Task item:
Filter the entries for lines with the word "balance".

Input:

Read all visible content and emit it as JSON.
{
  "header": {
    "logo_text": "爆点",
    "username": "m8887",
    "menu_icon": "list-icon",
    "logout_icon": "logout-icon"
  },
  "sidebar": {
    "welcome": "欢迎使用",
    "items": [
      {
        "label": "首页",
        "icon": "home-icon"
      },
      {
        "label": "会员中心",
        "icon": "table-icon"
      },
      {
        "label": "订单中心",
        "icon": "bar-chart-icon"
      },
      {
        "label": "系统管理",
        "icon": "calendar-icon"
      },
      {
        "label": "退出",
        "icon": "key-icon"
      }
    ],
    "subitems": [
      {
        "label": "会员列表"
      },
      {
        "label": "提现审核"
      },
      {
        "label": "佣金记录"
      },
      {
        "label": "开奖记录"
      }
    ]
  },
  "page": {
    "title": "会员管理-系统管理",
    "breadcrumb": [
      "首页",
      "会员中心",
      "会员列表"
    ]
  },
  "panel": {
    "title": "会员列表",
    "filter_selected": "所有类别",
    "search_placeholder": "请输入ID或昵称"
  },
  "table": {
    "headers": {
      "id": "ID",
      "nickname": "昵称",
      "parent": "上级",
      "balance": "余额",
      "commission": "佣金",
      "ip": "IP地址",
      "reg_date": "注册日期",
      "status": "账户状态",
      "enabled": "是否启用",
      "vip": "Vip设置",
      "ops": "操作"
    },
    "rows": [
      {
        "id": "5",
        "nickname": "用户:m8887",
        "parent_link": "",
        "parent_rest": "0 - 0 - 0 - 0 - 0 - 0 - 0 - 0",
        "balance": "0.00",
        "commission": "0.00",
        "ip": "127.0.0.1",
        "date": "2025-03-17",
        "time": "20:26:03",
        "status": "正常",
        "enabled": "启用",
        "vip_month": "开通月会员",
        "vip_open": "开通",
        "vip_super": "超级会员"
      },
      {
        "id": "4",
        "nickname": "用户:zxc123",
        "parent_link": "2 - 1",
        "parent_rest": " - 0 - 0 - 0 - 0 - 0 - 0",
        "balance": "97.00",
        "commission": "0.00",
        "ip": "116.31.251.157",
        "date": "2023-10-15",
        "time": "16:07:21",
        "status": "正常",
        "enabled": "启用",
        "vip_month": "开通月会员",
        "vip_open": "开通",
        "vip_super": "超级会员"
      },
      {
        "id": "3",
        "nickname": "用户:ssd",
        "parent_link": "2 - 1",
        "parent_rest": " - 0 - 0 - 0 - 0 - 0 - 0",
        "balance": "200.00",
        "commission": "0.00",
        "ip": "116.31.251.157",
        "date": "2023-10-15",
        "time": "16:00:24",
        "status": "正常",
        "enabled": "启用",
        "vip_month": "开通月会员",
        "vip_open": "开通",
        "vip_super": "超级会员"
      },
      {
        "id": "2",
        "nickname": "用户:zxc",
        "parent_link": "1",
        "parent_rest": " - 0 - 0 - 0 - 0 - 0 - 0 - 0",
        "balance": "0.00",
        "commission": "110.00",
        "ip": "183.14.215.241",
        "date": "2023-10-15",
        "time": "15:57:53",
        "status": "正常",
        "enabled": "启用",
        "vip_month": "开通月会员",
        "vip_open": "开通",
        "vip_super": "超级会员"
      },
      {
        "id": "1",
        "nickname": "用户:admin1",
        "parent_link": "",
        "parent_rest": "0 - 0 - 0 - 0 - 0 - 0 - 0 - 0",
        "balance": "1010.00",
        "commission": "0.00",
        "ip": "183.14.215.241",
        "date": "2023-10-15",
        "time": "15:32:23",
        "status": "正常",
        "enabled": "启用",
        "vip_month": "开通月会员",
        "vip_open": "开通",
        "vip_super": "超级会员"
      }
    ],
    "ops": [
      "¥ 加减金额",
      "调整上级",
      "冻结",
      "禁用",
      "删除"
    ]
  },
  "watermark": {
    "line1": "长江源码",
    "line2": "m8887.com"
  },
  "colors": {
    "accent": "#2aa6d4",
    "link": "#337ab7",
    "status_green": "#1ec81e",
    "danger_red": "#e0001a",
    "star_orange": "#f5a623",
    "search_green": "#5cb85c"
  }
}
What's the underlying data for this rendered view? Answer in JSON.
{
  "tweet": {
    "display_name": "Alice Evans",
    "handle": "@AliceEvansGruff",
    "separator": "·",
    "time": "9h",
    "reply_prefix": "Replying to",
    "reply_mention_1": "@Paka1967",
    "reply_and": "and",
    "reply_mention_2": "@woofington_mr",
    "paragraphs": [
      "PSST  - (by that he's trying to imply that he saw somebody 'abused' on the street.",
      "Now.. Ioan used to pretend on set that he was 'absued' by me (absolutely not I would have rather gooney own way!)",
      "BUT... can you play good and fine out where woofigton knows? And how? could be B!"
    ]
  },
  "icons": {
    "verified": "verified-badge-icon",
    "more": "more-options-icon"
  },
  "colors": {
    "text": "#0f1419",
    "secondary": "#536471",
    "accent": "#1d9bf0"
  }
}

Written response:
      "balance": "余额",
        "balance": "0.00",
        "balance": "97.00",
        "balance": "200.00",
        "balance": "0.00",
        "balance": "1010.00",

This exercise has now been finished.